Applying franchising principles to your own business

A franchise is a business that is built for someone else. Thinking about your own business in those terms can give you a fresh perspective on what will make your business more sellable when you’re ready to go to market.  And acting on that insight will make your business more productive and profitable in the here and now.

So with that in mind, and legal matters aside, imagine what it would take in franchising your business. Does it have a proven system of business success that is teachable, trainable, reproducible, and repeatable? Could someone step in and, with training, be successful in your business with you out of the picture? Would that success be sustainable long after you’re gone?  If your business lacks systems and relies on you then it also has less value.

I’ve seen firsthand business owners who fail miserably when they open a second or third location. Often the efforts that made them successful at their original store, restaurant, or office aren’t sustainable.

There are many good books on how to go about systemizing your business.  You can’t make it happen by wishing it so—it takes a plan and a small step towards implementing the plan each week.

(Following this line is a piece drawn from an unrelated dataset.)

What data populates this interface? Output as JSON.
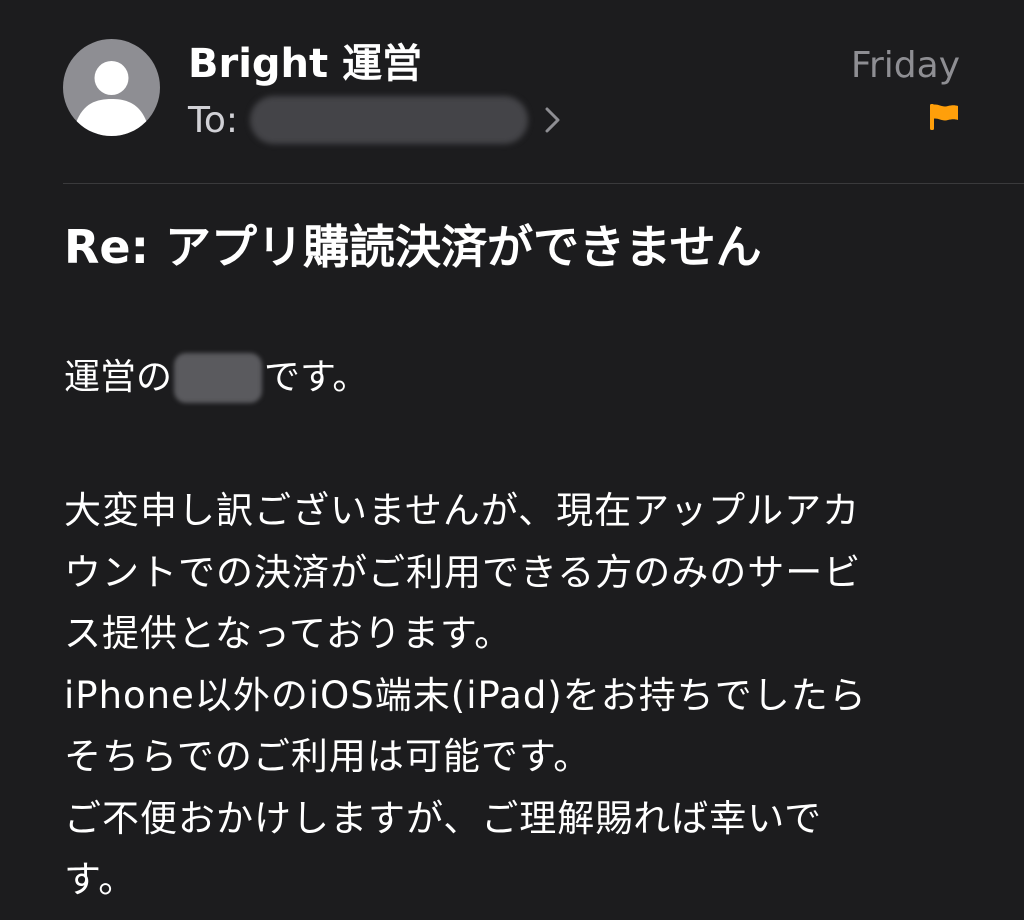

It can seem daunting if you’re just starting out through franchising, but think of it like driving in the dark of night with headlights.  You might only see some 200 feet ahead, but you’re still able to navigate for the whole trip.  You don’t have to see everything at once to move forward. Likewise, test and measure one change at a time. Do a little and get it right.

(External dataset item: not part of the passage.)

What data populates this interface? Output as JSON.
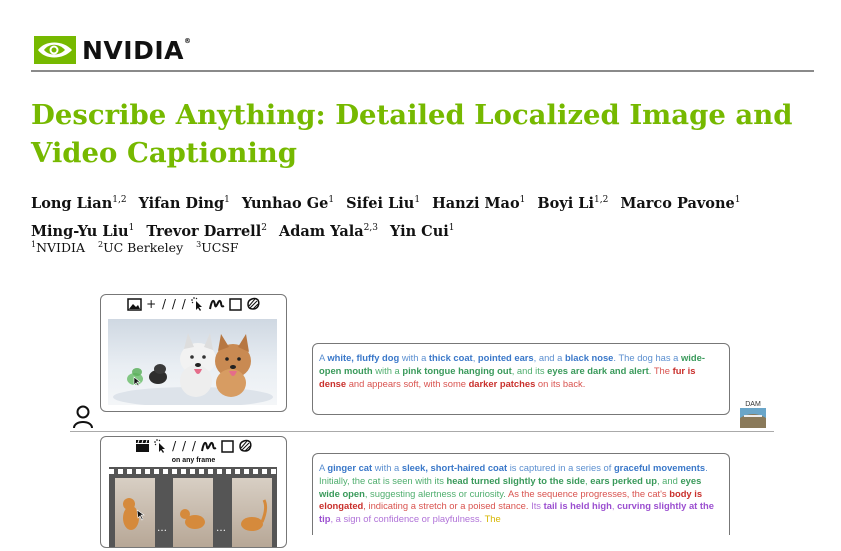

Start by building the framework. Obtain the tools to do the job—documents, templates, check lists, that can help you standardize your operations and achieve economies of scale.  Develop procedures, a set sequence of steps to achieve required results for all key functions such as accounting, administration, marketing and selling. Get staff to contribute and make them accountable for following through.